**TASK TO CARRY OUT**
State how many lines of the data below hold the string "Administrativo", giving nothing but the number.
╭─ EXCERPTED DATA
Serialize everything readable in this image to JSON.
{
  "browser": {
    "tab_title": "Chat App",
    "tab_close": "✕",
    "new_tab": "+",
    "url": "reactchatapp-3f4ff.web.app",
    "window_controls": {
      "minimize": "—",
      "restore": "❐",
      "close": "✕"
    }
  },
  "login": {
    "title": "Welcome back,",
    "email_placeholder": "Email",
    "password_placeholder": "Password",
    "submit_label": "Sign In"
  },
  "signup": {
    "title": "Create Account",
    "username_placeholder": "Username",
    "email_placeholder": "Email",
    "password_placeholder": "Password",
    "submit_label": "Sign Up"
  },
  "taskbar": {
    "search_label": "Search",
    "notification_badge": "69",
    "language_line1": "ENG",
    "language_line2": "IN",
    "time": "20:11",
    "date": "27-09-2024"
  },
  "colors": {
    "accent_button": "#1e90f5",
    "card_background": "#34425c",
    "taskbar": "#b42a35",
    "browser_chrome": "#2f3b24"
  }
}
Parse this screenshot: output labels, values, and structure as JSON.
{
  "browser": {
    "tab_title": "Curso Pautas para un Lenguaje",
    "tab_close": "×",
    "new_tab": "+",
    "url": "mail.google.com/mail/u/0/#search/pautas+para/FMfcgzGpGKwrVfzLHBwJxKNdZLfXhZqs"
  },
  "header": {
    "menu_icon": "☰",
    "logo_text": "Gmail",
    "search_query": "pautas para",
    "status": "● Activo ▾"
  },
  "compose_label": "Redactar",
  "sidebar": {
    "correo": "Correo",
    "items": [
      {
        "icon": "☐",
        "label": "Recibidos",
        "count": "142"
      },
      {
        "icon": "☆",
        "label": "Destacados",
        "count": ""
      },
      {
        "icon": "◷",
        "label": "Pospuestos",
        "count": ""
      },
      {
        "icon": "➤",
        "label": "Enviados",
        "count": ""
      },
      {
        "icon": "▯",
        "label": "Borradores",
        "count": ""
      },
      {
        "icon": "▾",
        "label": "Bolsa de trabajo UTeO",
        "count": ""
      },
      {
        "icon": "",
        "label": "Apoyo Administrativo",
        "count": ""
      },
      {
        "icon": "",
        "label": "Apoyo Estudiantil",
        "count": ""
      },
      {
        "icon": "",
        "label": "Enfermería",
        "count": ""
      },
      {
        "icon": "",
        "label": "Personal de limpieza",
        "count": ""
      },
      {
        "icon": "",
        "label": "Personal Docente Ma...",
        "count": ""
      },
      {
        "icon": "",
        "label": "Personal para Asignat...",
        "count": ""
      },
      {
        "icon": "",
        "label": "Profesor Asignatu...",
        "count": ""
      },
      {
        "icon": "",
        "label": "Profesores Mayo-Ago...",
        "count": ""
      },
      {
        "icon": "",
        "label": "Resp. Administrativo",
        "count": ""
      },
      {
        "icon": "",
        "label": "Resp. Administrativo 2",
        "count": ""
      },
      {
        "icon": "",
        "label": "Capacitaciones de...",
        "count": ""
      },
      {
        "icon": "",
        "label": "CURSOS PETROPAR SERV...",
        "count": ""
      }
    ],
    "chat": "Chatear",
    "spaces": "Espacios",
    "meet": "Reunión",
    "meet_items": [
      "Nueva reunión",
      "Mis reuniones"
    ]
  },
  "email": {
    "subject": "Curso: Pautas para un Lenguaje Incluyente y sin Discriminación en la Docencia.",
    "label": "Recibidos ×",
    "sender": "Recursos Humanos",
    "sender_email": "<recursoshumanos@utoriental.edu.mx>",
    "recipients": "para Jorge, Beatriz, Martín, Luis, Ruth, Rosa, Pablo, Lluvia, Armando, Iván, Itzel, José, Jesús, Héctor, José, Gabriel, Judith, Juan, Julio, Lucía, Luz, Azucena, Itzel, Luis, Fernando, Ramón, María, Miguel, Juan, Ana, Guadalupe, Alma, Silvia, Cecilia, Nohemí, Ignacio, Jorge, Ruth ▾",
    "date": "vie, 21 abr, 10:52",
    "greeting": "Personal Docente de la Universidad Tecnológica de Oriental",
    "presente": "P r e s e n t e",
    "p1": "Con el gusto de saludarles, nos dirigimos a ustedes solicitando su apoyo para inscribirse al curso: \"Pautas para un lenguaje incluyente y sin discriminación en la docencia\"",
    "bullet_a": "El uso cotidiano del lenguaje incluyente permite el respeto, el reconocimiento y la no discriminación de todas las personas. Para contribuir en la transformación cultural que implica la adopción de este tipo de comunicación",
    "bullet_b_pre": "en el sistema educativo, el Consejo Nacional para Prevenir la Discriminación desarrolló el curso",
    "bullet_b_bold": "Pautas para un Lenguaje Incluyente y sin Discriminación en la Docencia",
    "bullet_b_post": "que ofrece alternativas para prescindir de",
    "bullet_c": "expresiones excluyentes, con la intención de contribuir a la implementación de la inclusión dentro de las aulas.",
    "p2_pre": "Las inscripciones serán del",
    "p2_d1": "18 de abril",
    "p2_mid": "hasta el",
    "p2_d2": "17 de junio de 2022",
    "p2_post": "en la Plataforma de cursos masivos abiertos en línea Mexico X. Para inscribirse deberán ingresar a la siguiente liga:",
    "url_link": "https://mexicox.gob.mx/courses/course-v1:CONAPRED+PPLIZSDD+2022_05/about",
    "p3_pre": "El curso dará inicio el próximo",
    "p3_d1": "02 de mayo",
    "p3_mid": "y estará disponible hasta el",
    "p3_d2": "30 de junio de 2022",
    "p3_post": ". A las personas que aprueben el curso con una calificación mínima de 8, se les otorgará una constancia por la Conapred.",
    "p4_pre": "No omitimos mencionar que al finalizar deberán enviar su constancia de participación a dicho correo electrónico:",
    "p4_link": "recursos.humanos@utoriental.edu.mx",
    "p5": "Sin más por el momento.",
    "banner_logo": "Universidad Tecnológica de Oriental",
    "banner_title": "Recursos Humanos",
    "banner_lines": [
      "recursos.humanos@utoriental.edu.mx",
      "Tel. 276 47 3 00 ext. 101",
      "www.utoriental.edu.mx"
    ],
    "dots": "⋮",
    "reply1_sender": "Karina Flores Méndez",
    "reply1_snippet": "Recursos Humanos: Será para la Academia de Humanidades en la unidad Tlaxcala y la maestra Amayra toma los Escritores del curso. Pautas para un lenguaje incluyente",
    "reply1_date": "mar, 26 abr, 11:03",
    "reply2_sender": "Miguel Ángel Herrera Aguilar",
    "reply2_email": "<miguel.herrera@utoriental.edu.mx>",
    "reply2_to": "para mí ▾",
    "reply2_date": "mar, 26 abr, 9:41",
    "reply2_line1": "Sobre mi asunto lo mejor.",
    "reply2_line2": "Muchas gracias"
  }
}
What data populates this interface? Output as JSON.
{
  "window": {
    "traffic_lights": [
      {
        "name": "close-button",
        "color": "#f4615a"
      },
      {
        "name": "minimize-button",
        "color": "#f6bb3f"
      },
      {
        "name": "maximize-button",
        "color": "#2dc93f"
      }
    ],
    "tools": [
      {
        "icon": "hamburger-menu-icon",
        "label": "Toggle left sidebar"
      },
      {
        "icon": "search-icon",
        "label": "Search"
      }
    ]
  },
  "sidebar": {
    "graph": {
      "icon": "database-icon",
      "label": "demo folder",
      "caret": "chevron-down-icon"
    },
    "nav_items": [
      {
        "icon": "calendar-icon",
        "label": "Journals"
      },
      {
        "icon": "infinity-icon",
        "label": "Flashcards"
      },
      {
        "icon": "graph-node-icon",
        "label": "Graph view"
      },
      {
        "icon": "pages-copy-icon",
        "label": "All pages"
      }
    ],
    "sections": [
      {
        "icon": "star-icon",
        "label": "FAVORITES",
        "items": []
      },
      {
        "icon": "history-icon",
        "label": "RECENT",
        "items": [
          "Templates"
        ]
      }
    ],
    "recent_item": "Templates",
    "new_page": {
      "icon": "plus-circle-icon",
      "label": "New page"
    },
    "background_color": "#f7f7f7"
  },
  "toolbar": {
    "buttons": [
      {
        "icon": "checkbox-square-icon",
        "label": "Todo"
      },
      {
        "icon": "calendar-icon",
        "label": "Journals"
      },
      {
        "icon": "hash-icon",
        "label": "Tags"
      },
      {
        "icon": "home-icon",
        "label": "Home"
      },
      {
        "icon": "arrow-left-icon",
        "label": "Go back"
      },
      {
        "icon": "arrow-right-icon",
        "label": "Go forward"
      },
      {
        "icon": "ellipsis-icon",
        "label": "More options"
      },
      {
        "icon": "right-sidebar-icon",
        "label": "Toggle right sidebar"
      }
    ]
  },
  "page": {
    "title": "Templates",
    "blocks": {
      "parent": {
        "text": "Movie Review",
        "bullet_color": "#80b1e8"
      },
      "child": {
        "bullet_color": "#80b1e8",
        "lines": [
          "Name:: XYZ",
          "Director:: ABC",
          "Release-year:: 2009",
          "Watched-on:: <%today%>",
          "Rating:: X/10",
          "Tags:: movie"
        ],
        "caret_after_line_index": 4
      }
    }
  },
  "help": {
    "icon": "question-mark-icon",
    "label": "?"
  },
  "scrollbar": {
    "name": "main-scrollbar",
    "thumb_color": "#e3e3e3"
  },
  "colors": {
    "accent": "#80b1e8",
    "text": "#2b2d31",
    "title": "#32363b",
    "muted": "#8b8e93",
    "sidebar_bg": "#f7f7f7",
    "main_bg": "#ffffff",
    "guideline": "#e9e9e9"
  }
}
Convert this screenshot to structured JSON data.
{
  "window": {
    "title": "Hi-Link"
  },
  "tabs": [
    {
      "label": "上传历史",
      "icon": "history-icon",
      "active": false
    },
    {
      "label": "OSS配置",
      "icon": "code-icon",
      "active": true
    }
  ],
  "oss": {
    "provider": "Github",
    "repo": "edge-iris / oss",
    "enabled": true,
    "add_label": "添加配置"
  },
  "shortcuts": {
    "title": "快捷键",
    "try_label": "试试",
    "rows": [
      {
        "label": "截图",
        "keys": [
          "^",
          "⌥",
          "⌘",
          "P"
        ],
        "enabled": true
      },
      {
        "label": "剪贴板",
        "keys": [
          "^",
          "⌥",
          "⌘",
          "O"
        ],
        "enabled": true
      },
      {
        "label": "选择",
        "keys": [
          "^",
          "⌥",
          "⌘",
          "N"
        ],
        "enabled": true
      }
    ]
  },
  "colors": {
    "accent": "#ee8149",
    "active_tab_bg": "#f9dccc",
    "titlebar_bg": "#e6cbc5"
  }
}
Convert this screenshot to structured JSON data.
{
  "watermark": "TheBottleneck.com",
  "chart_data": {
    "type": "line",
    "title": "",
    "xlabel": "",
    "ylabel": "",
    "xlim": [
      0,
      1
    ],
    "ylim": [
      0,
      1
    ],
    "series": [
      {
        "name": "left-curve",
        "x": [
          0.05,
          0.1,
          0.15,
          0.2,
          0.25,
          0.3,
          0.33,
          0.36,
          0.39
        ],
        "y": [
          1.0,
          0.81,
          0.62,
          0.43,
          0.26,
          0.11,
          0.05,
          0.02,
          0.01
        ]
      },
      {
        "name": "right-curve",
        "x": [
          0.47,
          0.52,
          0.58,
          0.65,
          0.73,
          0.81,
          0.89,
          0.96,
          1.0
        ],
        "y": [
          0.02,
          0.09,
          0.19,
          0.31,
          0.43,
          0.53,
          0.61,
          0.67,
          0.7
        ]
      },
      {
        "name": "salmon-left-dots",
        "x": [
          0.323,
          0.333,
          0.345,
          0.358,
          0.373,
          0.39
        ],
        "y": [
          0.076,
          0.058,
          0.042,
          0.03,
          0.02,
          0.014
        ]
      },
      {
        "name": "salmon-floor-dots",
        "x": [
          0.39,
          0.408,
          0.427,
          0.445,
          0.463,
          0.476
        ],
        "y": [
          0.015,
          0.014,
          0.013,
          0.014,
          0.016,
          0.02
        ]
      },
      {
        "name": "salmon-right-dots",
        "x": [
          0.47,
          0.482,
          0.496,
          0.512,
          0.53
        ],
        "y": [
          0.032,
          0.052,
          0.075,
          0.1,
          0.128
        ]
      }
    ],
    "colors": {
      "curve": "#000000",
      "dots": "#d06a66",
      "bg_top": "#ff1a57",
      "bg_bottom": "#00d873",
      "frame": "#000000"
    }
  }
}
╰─
**ANSWER BOX**
3